The confrontations between police and demonstrators at the Stonewall Inn in New York City the weekend of June 27-29, 1969 mark the beginning of the modern glbtq movement for equal rights.
Formed soon after the Stonewall Riots of 1969, the short-lived but influential Gay Liberation Front brought a new militancy to the movement that became known as gay liberation.
The sexual revolution of post-World War II America changed sexual and gender roles profoundly.
"Leather" is a blanket term for a large array of sexual preferences, identities, relationship structures, and social organizations loosely tied together by the thread of what is conventionally understood as sadomasochistic sex.
Although best known for her crusade for women's suffrage, Susan B. Anthony spoke out on a range of feminist issues.
With reports from hundreds of sub-Saharan African locales of male-male sexual relations and from about fifty of female-female sexual relations, it is clear that same-sex sexual relations existed in traditional African societies, though varying in forms and in the degree of public acceptance
Androgyny, a psychological blending of gender traits, has long been embraced by strong women, soft men, members of queer communities, and others who do not easily fit into traditionally defined gender categories.

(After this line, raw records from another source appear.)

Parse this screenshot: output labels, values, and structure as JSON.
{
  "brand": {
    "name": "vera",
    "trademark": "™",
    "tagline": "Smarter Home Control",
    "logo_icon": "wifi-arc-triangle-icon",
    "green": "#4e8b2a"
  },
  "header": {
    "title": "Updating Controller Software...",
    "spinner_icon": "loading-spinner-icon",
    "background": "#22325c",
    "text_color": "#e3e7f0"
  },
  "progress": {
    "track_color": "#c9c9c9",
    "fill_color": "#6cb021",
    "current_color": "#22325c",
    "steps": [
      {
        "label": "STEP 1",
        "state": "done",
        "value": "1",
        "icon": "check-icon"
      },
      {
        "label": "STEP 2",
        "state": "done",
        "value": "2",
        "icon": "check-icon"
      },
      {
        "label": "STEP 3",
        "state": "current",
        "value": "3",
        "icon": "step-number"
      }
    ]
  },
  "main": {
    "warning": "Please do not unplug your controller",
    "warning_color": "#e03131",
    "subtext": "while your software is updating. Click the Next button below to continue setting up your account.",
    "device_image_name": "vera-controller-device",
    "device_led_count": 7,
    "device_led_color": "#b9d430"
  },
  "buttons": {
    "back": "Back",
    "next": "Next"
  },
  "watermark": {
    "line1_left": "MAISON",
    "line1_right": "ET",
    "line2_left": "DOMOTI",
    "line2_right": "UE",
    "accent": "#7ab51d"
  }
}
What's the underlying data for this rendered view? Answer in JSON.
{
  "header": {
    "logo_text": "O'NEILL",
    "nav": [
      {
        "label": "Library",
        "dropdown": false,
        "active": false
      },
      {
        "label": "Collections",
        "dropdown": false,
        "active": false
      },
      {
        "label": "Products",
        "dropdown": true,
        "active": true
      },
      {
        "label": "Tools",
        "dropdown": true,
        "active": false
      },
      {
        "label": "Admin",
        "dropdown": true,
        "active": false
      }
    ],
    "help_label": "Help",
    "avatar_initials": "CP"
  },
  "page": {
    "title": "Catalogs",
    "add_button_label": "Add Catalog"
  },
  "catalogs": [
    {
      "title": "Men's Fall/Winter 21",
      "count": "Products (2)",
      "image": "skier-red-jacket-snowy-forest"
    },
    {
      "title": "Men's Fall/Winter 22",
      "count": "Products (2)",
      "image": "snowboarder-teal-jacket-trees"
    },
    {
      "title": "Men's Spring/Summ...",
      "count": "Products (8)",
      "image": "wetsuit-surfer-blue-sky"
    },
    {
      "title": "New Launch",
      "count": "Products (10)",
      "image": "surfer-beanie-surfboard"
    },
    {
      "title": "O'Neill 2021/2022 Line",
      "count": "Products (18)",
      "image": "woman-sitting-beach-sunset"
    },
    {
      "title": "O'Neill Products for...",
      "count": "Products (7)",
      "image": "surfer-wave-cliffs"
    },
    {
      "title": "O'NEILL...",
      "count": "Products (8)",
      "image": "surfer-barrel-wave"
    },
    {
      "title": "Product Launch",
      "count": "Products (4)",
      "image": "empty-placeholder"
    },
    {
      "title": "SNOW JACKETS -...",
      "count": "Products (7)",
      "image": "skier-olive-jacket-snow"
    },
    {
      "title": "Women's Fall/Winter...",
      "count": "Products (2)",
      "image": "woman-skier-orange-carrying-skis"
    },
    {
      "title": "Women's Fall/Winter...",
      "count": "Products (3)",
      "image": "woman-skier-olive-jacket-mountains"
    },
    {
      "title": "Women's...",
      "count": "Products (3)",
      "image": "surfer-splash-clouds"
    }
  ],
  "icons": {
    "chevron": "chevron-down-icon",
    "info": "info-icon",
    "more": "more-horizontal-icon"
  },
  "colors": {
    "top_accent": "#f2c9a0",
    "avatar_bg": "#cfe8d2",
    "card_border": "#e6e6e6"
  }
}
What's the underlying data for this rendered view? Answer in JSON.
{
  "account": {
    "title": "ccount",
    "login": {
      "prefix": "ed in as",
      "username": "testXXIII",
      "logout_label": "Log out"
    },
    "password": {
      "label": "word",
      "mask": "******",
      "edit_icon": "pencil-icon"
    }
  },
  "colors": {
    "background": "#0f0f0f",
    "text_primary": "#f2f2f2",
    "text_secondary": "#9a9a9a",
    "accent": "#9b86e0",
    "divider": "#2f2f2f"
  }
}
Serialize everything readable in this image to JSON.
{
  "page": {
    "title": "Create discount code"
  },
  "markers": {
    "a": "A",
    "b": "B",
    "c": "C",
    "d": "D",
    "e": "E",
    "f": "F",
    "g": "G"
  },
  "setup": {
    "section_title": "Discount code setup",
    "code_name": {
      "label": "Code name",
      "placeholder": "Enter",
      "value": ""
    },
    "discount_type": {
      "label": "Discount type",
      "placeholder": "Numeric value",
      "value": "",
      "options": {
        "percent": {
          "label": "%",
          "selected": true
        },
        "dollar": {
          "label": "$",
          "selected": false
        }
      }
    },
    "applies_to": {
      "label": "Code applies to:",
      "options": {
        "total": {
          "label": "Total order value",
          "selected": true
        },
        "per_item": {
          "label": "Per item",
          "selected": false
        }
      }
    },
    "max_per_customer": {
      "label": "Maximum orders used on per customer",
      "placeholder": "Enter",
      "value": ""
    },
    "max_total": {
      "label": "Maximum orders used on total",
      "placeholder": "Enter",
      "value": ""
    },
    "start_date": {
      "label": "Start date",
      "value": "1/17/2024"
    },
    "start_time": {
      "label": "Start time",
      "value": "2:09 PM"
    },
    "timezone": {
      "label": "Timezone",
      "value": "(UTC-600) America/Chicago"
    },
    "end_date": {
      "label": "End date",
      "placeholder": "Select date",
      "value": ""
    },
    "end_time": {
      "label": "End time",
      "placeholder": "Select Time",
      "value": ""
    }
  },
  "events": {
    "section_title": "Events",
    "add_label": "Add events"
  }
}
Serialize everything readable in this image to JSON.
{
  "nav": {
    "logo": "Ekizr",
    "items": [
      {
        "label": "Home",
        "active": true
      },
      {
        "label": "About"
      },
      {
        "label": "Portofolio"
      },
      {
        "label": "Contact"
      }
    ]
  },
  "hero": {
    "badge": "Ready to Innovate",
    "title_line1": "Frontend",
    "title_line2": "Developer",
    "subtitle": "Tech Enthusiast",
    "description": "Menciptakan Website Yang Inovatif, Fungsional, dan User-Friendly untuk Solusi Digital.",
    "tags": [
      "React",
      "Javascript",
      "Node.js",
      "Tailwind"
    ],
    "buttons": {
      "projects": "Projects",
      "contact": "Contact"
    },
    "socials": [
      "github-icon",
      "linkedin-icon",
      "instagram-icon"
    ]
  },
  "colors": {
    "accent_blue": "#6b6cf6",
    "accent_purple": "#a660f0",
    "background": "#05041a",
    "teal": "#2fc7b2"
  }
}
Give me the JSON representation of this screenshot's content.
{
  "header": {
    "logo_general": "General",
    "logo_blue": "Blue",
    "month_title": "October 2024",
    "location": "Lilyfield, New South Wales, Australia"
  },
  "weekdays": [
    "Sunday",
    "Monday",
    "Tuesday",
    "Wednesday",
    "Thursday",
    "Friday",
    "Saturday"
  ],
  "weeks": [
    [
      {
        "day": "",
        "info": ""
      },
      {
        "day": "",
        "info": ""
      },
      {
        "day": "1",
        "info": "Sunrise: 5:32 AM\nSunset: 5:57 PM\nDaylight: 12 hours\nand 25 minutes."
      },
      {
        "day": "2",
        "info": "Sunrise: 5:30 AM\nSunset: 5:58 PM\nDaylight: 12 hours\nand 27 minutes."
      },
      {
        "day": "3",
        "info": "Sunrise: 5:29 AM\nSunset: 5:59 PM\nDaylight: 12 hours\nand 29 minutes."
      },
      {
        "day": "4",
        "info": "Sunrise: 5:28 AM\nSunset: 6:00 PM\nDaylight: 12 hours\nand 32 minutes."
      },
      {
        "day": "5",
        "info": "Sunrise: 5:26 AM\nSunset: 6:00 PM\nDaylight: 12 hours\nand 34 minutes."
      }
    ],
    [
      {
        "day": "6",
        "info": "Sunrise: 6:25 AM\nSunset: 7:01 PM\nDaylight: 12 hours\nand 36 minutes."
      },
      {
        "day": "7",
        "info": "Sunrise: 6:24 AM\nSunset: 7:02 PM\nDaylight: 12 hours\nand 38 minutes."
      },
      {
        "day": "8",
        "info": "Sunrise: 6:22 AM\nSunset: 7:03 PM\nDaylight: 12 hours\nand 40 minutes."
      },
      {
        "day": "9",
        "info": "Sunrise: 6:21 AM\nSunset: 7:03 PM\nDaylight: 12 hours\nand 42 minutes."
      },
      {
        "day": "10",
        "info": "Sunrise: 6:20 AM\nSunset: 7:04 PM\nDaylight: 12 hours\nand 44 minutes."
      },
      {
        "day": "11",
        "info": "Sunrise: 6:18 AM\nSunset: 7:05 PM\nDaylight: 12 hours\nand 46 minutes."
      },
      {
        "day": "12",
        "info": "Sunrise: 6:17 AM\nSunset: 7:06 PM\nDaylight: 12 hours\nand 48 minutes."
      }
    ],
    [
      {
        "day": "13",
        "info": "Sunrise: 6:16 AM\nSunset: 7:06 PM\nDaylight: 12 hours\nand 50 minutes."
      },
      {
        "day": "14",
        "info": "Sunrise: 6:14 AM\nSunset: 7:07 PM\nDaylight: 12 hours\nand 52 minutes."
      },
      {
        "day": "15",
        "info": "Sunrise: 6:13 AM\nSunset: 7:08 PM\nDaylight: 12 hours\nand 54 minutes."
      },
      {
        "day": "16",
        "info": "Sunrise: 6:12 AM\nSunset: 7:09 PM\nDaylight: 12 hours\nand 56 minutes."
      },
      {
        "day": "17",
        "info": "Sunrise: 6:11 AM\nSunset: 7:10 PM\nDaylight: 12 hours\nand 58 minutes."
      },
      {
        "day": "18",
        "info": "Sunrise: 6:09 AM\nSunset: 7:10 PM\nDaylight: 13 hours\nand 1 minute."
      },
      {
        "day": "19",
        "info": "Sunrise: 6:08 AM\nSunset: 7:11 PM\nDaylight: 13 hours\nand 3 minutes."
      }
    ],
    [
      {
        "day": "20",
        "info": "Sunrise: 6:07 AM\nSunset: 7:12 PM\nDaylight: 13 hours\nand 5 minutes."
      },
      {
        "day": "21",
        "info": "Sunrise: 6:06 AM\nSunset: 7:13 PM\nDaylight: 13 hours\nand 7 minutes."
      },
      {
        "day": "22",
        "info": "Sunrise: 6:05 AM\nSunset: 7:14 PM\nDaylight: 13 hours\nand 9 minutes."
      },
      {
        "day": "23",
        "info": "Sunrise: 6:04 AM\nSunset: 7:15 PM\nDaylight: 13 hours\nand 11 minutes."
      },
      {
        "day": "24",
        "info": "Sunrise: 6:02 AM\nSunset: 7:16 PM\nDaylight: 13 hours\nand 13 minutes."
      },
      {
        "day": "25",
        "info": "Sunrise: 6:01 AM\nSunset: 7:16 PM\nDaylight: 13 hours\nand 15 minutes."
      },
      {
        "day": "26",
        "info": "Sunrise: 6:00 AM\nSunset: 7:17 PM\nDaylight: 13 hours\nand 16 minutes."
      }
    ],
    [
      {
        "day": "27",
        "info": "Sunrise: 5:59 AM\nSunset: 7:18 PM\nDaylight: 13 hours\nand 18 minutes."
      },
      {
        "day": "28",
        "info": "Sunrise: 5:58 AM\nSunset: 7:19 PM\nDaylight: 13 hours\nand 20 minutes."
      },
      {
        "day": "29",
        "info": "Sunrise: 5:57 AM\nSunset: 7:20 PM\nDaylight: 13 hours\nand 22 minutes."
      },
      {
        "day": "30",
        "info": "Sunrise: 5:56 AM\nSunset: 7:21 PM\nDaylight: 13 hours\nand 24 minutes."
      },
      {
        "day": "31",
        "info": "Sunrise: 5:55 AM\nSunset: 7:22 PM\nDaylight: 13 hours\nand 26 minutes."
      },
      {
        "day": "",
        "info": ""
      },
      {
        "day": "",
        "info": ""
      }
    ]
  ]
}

A cultural crossroads between Asia and Europe, Russia has a long, rich, and often violent heritage of varied influences and stark confrontations in regard to its patterns of same-sex love.
Congratulations to the Family Equality Council on a new video celebrating the "Outspoken Generation" of children of glbtq parents. Prompted by the prominence of concern for the children of gay and lesbian parents in Justice Anthony Kennedy's historic opinion in Windsor v. United States, the Family Equality Council has released a new video showcasing the voices of these children many of whom--such as Ella Robinson and Zach Wahls--have become prominent activists in the struggle for equal rights.
The Family Equality Council is an outgrowth of the Gay Fathers Coalition, which was founded in 1979 as a support network by a group of gay fathers. In 1986, it expanded to include lesbian mothers, and in 2007 became the Family Equality Coalition, the name change representing its goal of securing equality for all families.
In 1988, the Family Pride Coalition organized a meeting at their annual conference for children of glbtq parents. A year later, similar workshops were offered, which prompted the youth to form their own steering committee with the intent to start their own organization devoted to their own needs and interests.
Initially called Just for Us, the group changed its name to COLAGE (Children of Lesbians and Gays Everywhere) in 1993. At that time it produced a newsletter that reached approximately 500 families as its primary means of supporting children of glbtq families across the nation.
In 1995, COLAGE opened a national office in San Francisco with an all-volunteer staff. As the organization grew and began to incorporate children of bisexual and transgender parents into its programs, it also began to foster and support a number of local chapters, all the while preserving its youth-centered focus. It became an official non-profit in 1999 and now supports a full-time, professional staff, but COLAGE continues to address the needs of children of glbtq parents from their own perspectives. It is now the primary organization in the country that does so.
Many of the children of glbtq parents have come to assert themselves as members of the larger glbtq community even if they themselves are heterosexual. Some have embraced the term queerspawn as a means of incorporating the campy irreverence of queer activism into their own identities.
In the newly released video, children of glbtq parents speak of their experience growing up in gay and lesbian families.